I don't see how Vasily Grossman could possibly keep up this sort of a punishing pace over the course of 871 pages, but Part One of his posthumous epic centered on the siege of Stalingrad but thoroughly consumed with what he calls "the tragedy of the twentieth century" (33)--completed in 1960, confiscated in 1961, but never published in his lifetime due to its ideologically incorrect critique of Stalinist excesses--casts him in the role of a heavyweight prize fighter swinging devastating haymakers right from the sound of the opening bell. Even when his opponent, the reader, knows what's coming next, Grossman keeps relentlessly cutting off the ring and raining down murderous verbal punches one after another. You have no choice in the matter but to absorb the beating or to stop reading. Of course, the brutal "beauty" of Grossman's approach lies in its utter conviction and in its appalling honesty; he doesn't seem to be holding back at all, to be saving anything for the last round. And why should he? "Before the war this camp had been known as a camp for political criminals," he writes about a German concentration camp. "National Socialism had created a new type of political criminal: criminals who had not committed a crime" (21). "On the fifteenth of September last year I watched twenty thousand Jews being executed--women, children and old men," says one former preacher of the Gospel. "That day I understood that God could not allow such a thing and that therefore he did not exist" (28). Viktor Shtrum, a Russian physicist who before the war had never thought about the fact that he and his mother were both Jews, is forced to ponder the inherent irony of the situation when a farewell letter from his mother arrives announcing her imminent death after having been trapped behind German lines and placed in a Jewish ghetto cut off from the outside world by barbed wire: "The century of Einstein and Planck was also the century of Hitler. The Gestapo and the scientific renaissance were children of the same age. How humane the nineteenth century seemed, that century of naïve physics, when compared with the twentieth century, the century that had killed his mother" (94). Naum Rozenberg, an accountant on his way to the gas chamber, for his part inspires an anecdote about the cremation methodologies used in his new occupation until there are no bodies left for him to desecrate but his own: "First they laid dry wood over the ventilation-ditches, then a layer of oak logs--they burned well--then women who'd been killed, then more wood, then the bits of human bodies that were left over, then a can of petrol, and then right in the middle, an incendiary bomb. Then the Scharführer gave the order; the guards were already smiling as the brenners shouted out; 'It's alight!' Finally, the ash was shoveled back into the grave. And it was quiet again. It had been quiet before and it was quiet again" (201-202). Given the depressing nature of many of these vignettes, some may wonder whether Grossman is worth reading at all. Others may merely wonder what the novel format can offer in lieu of non-fiction testimony regarding these horrific truths. To try to answer the first question in the affirmative while trying to buy more time for the second question until I have a chance to get further into the narrative, for now I'll merely note that Grossman's characters are often so "human" that they're easy to relate to even when their circumstances aren't; this scene, set in House 6/1 at Stalingrad where a beleaguered group of Russian soldiers seems to be the only thing keeping the remainder of the Russian forces from being pushed into the Volga by the superior firepower of the Germans, made me laugh unexpectedly: "Far from terrifying the inmates of the building, the German attacks only succeeded in arousing a certain condescending irony: 'Hm, the Fritzes really are having a go at it today!' 'Look what those maniacs are doing now!' 'The fool--where does he think he's dropping his bombs?'" (258). Also, there's no shortage of War and Peace-like attempts by Grossman to understand the complicity of those involved as participant witnesses to the wholesale slaughter. In Chapter 50, for example, he draws a parallel between the slaughter of infected cattle and the extermination of the Jews by the Germans and of the kulaks and the Trotskyists by Stalin. How was the large-scale social buy-in achieved? Without pulling any punches yet again, Grossman, a Ukrainian Jew himself, explains it as follows:

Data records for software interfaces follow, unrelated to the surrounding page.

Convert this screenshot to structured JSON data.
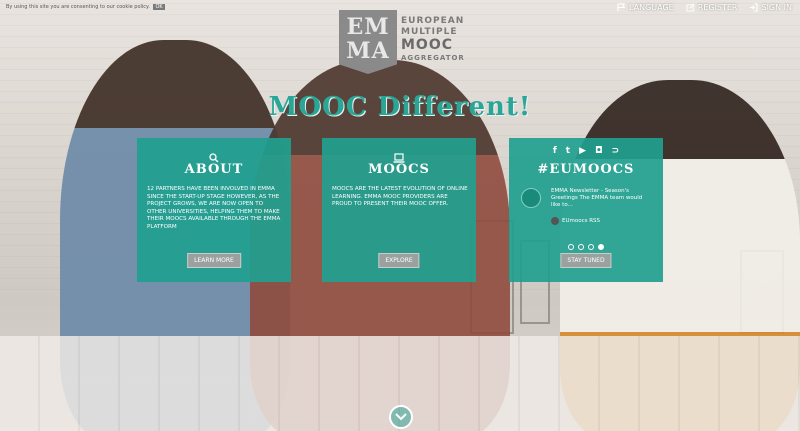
{
  "cookie": {
    "text": "By using this site you are consenting to our cookie policy.",
    "ok": "OK"
  },
  "topnav": [
    {
      "label": "LANGUAGE",
      "icon": "flag-icon"
    },
    {
      "label": "REGISTER",
      "icon": "edit-icon"
    },
    {
      "label": "SIGN IN",
      "icon": "signin-icon"
    }
  ],
  "logo": {
    "badge_line1": "EM",
    "badge_line2": "MA",
    "word1": "EUROPEAN",
    "word2": "MULTIPLE",
    "word3": "MOOC",
    "word4": "AGGREGATOR"
  },
  "headline": "MOOC Different!",
  "panels": {
    "about": {
      "icon": "search-icon",
      "title": "ABOUT",
      "text": "12 partners have been involved in EMMA since the start-up stage however, as the project grows, we are now open to other universities, helping them to make their moocs available through the EMMA platform",
      "button": "LEARN MORE"
    },
    "moocs": {
      "icon": "laptop-icon",
      "title": "MOOCS",
      "text": "MOOCs are the latest evolution of online learning. EMMA MOOC providers are proud to present their MOOC offer.",
      "button": "EXPLORE"
    },
    "eumoocs": {
      "title": "#EUMOOCS",
      "social": [
        "f",
        "t",
        "▶",
        "◘",
        "⊃"
      ],
      "tweet_text": "EMMA Newsletter - Season's Greetings The EMMA team would like to...",
      "rss": "EUmoocs RSS",
      "button": "STAY TUNED"
    }
  },
  "colors": {
    "accent": "#21a08f",
    "headline": "#2aa596",
    "button": "#9aa19f"
  }
}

Experience showed that such campaigns make the majority of the population obey every order of the authorities as though hypnotized. There is a particular minority which actively helps to create the atmosphere of these campaigns: ideological fanatics; people who take a bloodthirsty delight in the misfortunes of others; and people who want to settle personal scores, to steal a man's belongings or take over his flat or job. Most people, however, are horrified at mass murder, but they hide this not only from their families, but even from themselves. These are the people who filled the meeting-halls during the campaigns of destruction; however vast these halls or frequent these meetings, very few of them ever disturbed the quiet unanimity of the voting. Still fewer, of course, rather than turning away from the beseeching gaze of a dog suspected of rabies, dared to take the dog in and allow it to live in their houses. Nevertheless, this did happen (213-214).
Taken out of context, the final line above seems to provide a hint of relief. Grossman, however, keeps probing, jabbing at the ethical scab until it bleeds. More on the remainder of the pugilistic Life and Fate over the next couple of weeks.
Vasily Grossman (1905-1964) in his war correspondent days